§ EXERCISE DIRECTIONS
If a line holds the word "this", copy it from the entries.

Records from a collection:

***

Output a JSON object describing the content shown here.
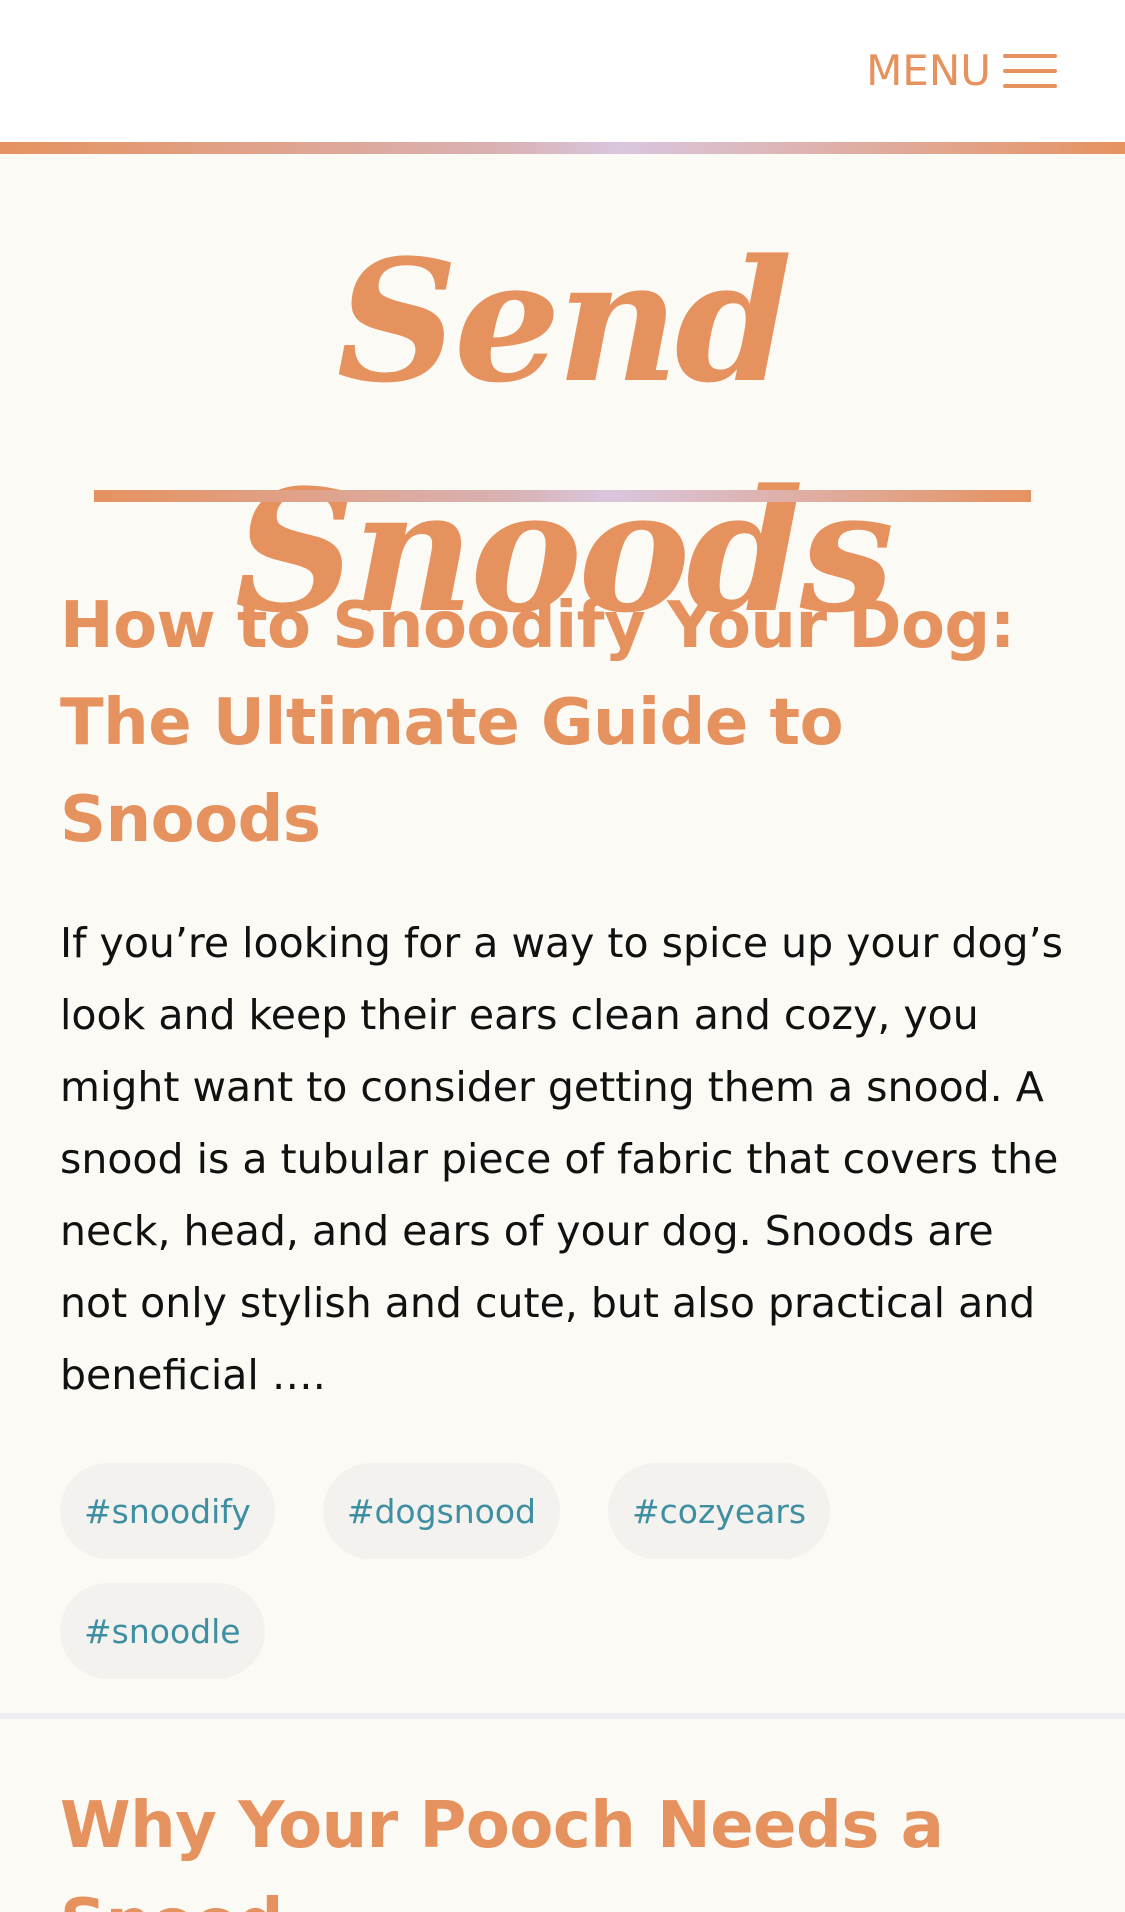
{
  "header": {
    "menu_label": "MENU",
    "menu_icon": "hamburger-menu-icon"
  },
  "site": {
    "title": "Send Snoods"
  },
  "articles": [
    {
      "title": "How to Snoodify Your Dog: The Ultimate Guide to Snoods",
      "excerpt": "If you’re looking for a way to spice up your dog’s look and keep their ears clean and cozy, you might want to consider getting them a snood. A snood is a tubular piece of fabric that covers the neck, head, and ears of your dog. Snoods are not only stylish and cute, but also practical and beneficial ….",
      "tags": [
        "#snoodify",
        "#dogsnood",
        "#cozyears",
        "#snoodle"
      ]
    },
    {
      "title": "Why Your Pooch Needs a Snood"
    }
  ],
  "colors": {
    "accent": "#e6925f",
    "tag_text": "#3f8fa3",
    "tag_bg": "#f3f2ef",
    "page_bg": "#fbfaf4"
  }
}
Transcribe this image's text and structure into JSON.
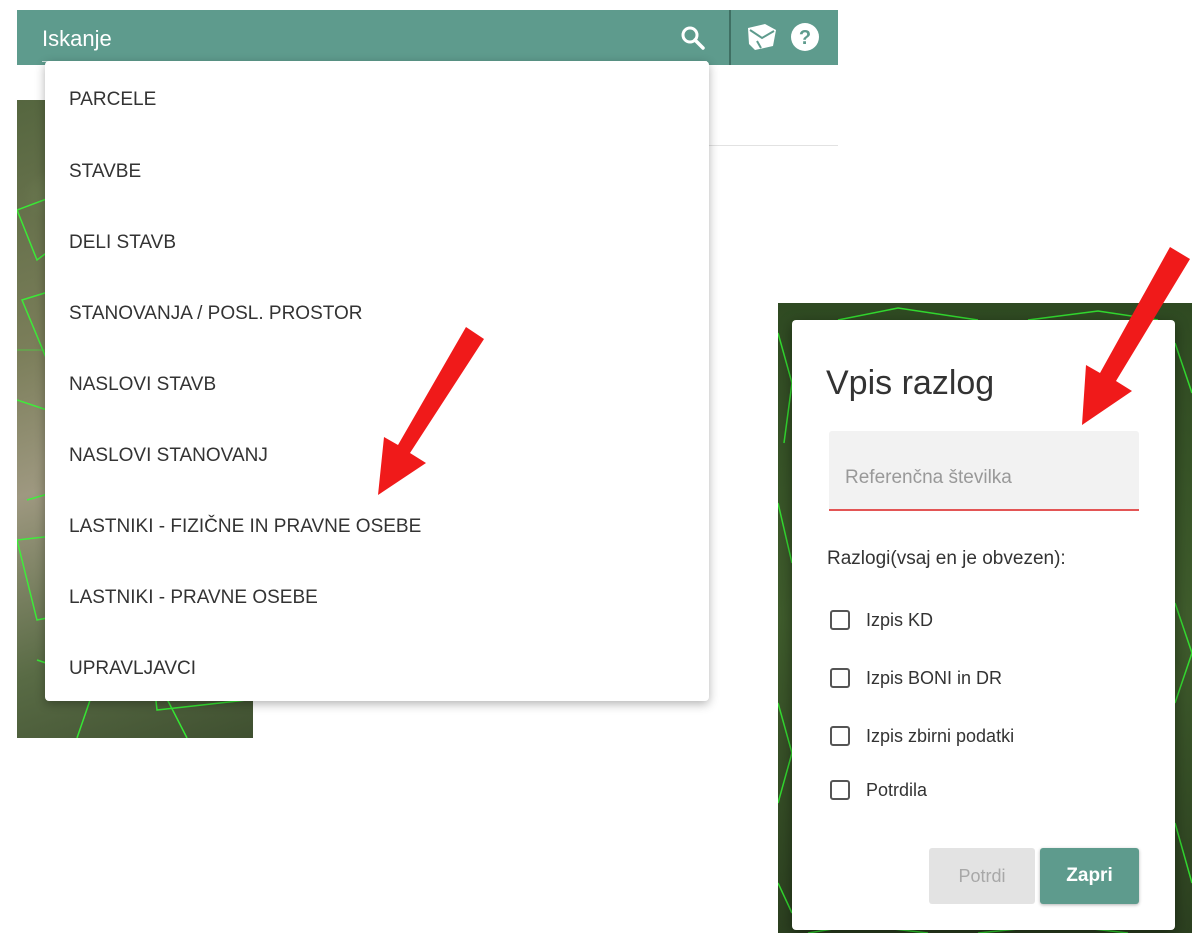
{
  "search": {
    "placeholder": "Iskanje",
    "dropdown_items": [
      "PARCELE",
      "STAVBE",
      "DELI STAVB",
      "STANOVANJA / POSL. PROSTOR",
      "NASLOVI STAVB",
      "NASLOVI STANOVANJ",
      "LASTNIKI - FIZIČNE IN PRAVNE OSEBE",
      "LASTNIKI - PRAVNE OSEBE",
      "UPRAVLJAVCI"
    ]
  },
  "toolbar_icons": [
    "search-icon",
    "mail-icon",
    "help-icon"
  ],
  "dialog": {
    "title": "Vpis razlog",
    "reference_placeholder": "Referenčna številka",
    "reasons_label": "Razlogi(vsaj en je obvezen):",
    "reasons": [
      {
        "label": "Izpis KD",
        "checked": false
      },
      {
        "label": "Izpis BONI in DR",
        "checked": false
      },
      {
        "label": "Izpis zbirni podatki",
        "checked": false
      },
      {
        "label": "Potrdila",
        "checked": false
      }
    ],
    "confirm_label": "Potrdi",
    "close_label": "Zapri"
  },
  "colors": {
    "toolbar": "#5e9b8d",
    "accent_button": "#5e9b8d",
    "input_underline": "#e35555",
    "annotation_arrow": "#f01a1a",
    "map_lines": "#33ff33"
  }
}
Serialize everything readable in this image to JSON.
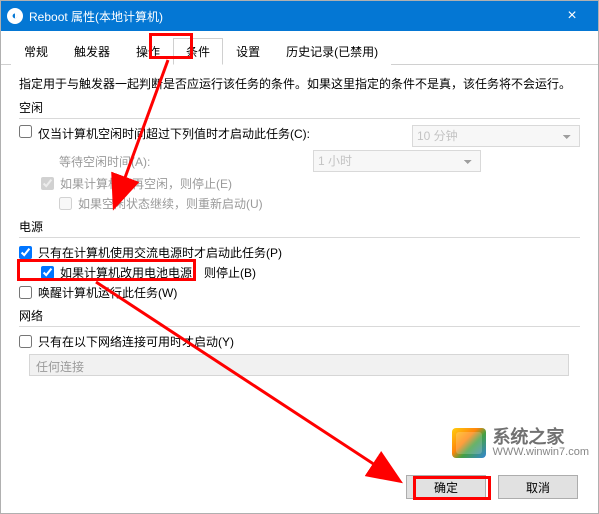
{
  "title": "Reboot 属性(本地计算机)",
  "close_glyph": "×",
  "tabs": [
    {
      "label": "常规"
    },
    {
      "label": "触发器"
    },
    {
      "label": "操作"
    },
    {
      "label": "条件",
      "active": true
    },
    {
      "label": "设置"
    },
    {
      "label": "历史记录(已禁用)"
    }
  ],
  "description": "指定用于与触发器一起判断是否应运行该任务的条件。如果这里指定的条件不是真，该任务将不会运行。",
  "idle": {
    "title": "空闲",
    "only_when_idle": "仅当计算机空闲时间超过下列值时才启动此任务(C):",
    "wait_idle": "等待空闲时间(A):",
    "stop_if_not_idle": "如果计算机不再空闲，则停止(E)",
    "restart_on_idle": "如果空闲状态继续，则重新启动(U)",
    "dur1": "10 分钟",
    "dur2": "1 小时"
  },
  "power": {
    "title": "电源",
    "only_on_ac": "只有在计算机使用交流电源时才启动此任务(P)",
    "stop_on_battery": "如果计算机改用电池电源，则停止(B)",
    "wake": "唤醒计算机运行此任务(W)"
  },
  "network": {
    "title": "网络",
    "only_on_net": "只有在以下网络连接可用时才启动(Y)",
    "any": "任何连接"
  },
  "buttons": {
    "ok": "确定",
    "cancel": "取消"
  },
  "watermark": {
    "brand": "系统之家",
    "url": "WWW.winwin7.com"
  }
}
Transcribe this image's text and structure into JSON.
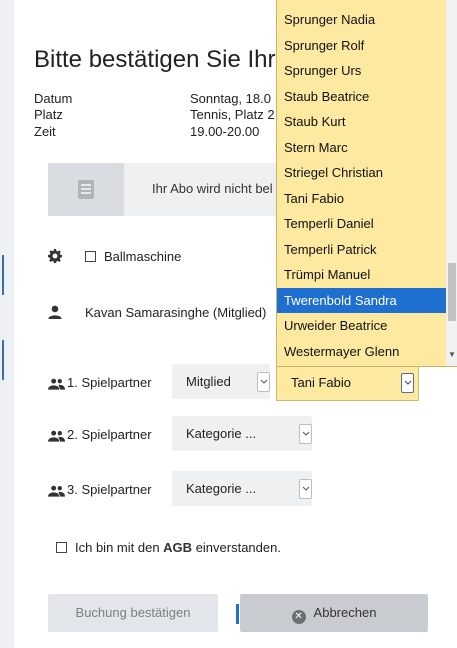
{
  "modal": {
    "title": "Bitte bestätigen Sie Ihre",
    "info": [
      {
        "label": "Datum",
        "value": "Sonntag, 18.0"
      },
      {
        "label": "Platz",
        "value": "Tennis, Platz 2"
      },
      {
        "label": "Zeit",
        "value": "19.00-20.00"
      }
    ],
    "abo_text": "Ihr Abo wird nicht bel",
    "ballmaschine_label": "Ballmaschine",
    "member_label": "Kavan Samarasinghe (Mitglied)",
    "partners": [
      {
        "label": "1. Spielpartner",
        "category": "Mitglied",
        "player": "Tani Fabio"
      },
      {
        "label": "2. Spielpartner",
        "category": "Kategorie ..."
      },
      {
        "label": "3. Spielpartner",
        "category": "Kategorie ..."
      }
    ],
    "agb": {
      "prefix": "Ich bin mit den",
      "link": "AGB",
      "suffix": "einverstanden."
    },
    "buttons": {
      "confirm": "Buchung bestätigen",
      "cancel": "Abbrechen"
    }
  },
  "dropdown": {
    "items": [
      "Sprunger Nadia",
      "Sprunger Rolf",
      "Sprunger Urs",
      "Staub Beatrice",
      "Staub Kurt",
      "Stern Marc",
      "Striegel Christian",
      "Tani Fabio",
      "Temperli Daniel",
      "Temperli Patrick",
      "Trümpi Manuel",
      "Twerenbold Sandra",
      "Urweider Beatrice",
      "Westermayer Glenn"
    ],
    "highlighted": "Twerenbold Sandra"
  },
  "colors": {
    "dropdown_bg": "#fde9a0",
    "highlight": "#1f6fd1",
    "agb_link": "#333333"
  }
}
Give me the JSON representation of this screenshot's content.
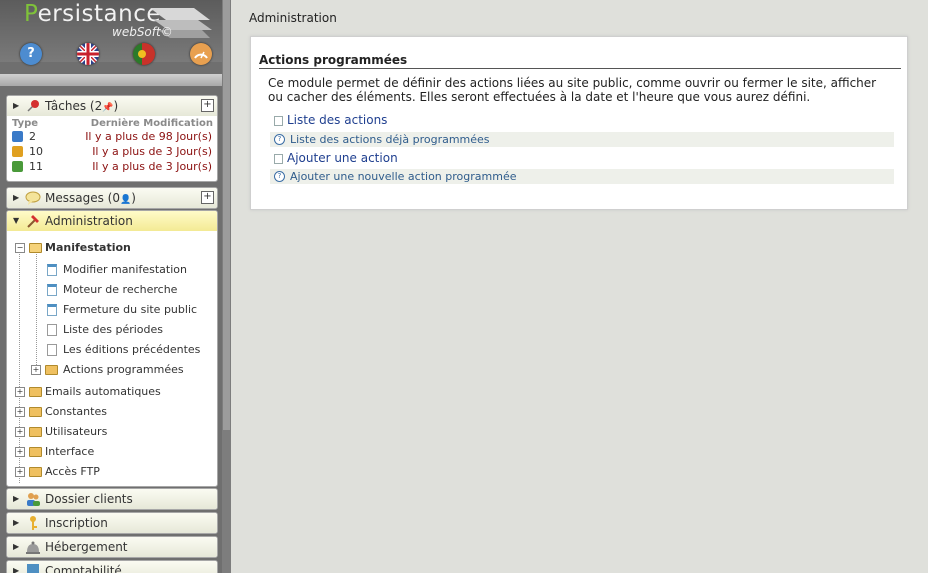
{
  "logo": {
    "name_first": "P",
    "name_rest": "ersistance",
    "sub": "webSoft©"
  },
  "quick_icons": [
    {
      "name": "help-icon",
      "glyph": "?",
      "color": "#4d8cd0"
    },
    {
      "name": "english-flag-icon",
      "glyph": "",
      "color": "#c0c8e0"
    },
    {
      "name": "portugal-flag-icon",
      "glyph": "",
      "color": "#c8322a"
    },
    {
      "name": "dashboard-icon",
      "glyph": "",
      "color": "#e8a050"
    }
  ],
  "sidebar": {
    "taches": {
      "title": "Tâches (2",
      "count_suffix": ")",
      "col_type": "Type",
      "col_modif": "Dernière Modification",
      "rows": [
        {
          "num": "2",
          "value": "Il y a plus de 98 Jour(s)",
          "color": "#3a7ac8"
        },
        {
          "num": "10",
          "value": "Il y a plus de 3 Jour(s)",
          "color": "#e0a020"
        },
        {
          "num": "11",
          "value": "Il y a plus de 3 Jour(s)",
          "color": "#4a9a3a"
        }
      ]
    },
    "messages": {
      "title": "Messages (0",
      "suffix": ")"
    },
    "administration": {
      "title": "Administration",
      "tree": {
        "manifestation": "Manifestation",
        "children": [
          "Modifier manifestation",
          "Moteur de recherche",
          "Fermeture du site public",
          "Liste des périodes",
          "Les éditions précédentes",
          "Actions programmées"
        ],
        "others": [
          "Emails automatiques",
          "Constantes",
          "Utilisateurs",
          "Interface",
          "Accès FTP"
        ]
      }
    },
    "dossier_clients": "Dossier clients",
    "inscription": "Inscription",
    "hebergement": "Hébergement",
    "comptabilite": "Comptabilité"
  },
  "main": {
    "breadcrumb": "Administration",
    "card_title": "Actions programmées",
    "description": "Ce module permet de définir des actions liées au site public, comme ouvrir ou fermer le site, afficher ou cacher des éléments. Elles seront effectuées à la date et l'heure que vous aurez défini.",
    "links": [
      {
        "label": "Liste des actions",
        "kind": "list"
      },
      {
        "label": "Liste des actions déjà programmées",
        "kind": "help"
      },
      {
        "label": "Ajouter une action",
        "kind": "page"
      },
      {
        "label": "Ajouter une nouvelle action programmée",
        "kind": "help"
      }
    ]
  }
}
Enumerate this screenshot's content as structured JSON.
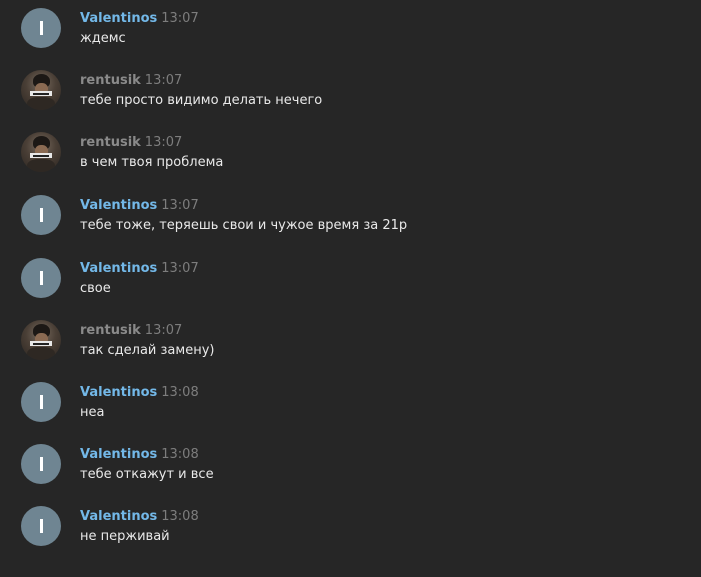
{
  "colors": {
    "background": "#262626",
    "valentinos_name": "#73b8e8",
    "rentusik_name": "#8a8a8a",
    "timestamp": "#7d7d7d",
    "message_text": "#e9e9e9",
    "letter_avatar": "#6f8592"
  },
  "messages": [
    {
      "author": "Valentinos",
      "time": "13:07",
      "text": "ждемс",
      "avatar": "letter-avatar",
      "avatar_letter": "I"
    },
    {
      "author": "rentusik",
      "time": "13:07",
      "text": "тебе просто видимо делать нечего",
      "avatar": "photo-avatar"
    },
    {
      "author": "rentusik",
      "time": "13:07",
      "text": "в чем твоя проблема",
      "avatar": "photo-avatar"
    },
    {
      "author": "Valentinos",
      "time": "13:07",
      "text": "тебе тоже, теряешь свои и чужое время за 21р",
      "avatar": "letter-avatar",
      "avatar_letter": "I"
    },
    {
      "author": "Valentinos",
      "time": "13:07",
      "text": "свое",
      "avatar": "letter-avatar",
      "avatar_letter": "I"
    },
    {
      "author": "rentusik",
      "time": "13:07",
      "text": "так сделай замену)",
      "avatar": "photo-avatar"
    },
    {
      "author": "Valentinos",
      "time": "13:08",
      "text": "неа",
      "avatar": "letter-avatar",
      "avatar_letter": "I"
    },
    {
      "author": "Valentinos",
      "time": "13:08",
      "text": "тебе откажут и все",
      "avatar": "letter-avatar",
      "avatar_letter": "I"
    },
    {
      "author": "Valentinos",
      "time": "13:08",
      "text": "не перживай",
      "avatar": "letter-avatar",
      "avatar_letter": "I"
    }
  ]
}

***

§ TASK RESPONSE
Transcribe this image's text and structure into JSON.
Serialize everything readable in this image to JSON.
Transcribe this image's text and structure into JSON.
Give me the JSON representation of this screenshot's content.
Enumerate this screenshot's content as structured JSON.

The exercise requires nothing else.